If you have any questions about these results or would like to conduct your own research, please drop into the #research channel in Slack and say hello.

With that said, let’s dive into the full report! There’s a lot of information to digest, so this will be split into five sections (see discussion), to be shared here over this week and next.

Background information

#gutenberg, #research

Discussion: where do we publish and store research results?

The research group has a report ready to share as part of the sitebuilding research. Since it’s quite long, the group would like to choose the best place to publish it.

This report should be stored with other research results in the future, since these are likely to build upon and enhance one another. It’s best if these resources are easy to find and access. They should be something that everyone contributing to WordPress can refer back to in coming months and years.

This was discussed in Slack, but let’s open the conversation to more people.

Where should this type of content live?

  1. In a series of posts on make/design
  2. On a static page on make/design, announced with a post on make/design
  3. In a static Google document linked to make/design post
  4. Somewhere else?

This research is ready to publish, so please share your preference by leaving a comment on this post no later than Thursday, 31 January 2019. Thank you!

#gutenberg, #research

Sitebuilding research: what’s next?

Happy new year, everyone! In December, a team of intrepid designers, developers, and WordPress people banded together to learn more about WordPress’ end users. In total, the team chatted with seventeen different people over seven days.

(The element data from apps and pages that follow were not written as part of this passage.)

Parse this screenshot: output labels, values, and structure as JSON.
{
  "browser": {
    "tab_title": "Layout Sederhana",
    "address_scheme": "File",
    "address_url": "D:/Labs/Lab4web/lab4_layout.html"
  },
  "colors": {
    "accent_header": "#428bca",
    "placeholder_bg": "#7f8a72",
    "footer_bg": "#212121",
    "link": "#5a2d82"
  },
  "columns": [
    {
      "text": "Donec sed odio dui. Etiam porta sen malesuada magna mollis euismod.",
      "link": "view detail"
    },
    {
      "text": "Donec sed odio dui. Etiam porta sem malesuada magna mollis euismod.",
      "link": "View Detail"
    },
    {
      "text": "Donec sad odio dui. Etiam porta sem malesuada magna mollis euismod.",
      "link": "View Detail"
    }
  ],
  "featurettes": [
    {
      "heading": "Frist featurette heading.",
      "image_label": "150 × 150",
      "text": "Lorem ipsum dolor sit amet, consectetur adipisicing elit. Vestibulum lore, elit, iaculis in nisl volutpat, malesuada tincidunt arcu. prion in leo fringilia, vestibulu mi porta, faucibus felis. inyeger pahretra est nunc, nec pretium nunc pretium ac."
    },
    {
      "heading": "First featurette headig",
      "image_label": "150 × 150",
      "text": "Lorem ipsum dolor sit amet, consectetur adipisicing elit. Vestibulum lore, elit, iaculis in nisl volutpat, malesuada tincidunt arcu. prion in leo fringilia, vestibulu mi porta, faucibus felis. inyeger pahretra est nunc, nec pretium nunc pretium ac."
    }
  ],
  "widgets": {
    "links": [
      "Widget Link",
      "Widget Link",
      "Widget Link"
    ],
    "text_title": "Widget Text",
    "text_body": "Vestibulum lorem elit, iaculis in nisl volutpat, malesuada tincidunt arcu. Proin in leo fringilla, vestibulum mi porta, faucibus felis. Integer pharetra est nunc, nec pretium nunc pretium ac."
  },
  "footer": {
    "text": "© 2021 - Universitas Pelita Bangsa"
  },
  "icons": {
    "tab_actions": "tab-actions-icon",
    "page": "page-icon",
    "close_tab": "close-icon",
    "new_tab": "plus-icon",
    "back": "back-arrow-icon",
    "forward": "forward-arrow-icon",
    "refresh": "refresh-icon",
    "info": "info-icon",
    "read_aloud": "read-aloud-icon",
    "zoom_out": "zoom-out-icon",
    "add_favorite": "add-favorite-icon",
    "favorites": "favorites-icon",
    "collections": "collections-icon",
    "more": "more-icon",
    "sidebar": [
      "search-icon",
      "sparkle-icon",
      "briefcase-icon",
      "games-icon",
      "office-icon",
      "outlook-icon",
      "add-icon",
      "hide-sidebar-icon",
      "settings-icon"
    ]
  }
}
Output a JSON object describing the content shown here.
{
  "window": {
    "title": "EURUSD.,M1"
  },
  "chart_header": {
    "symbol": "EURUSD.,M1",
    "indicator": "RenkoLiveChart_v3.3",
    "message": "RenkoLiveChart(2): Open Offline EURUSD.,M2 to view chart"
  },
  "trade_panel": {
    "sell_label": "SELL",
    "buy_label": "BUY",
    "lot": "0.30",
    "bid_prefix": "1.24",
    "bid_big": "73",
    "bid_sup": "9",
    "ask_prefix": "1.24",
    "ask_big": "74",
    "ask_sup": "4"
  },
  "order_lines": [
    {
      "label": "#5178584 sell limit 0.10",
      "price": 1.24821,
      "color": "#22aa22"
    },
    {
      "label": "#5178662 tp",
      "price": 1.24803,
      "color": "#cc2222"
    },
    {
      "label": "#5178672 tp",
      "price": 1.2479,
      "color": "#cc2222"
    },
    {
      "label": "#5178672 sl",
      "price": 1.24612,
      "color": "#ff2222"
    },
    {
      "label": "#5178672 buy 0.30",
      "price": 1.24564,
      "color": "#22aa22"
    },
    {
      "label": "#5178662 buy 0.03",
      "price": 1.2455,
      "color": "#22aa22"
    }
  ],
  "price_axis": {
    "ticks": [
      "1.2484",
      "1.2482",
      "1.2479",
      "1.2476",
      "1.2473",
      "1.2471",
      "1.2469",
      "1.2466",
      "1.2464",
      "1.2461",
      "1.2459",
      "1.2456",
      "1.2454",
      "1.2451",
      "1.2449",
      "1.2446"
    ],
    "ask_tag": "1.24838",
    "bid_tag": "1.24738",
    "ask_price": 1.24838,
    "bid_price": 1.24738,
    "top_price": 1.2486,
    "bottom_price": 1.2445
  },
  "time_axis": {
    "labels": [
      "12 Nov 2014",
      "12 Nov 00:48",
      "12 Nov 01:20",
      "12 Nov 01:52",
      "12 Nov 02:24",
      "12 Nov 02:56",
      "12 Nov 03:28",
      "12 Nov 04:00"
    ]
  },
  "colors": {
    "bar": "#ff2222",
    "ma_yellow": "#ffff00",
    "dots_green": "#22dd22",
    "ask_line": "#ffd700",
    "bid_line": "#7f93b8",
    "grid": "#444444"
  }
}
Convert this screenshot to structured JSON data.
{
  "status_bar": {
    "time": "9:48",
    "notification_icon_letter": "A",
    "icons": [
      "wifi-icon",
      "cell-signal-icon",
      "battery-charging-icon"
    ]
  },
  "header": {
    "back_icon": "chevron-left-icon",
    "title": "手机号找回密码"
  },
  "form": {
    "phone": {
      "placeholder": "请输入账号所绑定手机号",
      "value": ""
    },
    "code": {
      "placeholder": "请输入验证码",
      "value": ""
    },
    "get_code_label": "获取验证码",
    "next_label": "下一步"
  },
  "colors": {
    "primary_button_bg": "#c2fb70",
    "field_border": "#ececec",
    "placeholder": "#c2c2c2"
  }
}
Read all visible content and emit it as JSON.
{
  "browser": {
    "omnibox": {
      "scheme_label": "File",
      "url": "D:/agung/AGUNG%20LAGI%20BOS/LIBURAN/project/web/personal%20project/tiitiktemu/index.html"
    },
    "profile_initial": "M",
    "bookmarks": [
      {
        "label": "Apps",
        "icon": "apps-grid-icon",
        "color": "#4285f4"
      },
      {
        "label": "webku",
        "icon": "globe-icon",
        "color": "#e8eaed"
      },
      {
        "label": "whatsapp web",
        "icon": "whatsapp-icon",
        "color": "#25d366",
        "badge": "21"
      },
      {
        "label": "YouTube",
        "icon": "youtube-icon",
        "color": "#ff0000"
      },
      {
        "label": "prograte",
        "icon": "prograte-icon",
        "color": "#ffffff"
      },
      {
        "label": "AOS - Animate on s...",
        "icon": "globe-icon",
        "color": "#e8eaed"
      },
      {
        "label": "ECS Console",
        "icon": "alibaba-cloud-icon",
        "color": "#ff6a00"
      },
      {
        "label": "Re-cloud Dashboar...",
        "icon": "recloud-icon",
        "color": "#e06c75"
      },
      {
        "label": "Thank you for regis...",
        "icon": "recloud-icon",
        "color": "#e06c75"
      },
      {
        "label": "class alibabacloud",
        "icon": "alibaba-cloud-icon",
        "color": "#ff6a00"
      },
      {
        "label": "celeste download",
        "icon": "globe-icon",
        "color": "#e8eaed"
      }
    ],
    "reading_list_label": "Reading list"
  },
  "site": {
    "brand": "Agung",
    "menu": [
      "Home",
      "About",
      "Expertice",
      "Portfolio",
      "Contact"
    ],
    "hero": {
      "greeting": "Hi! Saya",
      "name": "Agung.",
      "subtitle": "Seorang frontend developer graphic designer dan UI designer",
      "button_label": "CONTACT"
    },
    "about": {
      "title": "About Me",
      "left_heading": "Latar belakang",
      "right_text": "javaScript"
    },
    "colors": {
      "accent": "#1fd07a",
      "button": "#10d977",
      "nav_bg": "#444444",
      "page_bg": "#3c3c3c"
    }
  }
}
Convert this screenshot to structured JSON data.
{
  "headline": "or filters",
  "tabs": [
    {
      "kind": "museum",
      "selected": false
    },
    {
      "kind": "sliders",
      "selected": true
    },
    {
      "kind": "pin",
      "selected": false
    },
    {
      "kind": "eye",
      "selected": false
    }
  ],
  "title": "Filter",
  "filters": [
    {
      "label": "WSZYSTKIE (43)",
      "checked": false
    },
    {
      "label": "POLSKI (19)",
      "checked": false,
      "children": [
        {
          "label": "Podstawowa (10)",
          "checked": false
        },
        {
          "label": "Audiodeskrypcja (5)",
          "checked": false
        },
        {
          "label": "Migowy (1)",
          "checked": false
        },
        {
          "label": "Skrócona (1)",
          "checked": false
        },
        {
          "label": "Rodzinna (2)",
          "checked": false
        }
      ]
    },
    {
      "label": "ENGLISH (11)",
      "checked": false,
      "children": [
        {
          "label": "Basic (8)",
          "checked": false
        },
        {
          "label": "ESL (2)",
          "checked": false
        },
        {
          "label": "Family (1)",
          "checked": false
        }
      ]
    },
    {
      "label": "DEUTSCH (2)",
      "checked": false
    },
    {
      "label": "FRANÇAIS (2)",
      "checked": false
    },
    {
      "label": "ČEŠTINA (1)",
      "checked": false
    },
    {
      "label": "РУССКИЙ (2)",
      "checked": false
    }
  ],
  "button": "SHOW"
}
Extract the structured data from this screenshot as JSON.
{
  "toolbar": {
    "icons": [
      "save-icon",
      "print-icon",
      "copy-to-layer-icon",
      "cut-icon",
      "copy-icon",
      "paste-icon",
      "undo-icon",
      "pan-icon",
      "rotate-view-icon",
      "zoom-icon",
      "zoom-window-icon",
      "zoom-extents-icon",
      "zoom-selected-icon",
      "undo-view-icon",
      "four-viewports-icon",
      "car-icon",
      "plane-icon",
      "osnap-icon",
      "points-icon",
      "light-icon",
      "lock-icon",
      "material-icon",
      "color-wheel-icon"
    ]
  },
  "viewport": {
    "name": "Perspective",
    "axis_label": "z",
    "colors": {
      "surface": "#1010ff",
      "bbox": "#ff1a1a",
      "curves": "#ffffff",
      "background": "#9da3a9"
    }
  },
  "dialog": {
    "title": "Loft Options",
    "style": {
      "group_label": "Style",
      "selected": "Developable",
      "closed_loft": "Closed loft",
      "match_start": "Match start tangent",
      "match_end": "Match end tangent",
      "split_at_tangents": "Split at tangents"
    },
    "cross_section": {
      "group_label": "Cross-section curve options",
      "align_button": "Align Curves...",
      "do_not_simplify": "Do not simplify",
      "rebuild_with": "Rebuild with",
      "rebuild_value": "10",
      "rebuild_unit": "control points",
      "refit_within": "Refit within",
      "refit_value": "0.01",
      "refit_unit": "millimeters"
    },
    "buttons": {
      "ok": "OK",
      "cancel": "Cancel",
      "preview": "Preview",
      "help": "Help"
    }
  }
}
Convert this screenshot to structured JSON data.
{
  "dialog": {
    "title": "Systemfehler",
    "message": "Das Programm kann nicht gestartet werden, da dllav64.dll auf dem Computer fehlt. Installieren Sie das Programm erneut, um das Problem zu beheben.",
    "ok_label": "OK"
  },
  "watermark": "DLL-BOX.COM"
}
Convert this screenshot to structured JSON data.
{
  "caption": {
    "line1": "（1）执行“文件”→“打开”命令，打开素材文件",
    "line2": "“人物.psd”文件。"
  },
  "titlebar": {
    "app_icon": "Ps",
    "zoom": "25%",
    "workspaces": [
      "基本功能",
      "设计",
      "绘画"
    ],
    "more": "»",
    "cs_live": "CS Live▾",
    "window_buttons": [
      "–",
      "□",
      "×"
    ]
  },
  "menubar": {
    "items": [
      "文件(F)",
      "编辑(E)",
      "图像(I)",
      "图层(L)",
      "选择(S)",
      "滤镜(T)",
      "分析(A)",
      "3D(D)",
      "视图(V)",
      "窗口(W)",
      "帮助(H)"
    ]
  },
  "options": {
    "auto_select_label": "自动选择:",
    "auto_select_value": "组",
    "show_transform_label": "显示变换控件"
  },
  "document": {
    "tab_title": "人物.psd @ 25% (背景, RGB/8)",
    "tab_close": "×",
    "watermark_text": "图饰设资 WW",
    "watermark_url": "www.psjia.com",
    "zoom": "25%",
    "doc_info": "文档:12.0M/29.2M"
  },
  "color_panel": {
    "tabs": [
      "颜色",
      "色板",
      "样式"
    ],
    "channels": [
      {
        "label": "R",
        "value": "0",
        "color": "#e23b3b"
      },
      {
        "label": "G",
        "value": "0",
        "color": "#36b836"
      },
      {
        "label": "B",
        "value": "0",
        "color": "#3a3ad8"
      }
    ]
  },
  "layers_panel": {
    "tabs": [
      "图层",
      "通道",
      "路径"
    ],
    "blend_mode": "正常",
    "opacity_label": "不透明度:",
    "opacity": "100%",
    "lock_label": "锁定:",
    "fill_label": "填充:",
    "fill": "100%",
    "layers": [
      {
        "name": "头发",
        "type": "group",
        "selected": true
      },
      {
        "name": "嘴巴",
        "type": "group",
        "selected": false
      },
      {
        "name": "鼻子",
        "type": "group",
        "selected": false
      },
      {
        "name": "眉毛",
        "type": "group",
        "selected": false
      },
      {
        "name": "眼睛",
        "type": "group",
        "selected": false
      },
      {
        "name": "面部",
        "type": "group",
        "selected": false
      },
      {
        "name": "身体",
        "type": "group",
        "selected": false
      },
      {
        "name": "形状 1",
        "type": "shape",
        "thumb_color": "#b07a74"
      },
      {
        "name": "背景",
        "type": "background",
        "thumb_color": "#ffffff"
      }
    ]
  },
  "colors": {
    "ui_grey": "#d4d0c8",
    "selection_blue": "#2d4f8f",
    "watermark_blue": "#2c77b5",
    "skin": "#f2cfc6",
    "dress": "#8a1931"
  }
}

Huge thank-yous to everyone who joined in—you’re all 🌟s!

Now it’s time to sift through the data and pull out some insights. This will happen over the next two weeks. Here’s the current plan:

Timeline

Deliverables

  • Key takeways (no more than ten)
  • Recommendations (to inform product decisions)
  • A mental model of sitebuilding for each identified segment
  • A customer journey for each identified segment

These artefacts will be used to guide the product direction of Gutenberg Phase 2—and possibly beyond!

Want to get involved?

Many hands make for light work, and many brains make for more insights and less bias. You don’t need to be a designer, and no prior research experience is necessary. Pop into the #research channel in Slack, ping @tinkerbelly or @jarahsames, or comment here if you’d like to join in on any of the stages.

#gutenberg, #research, #site-building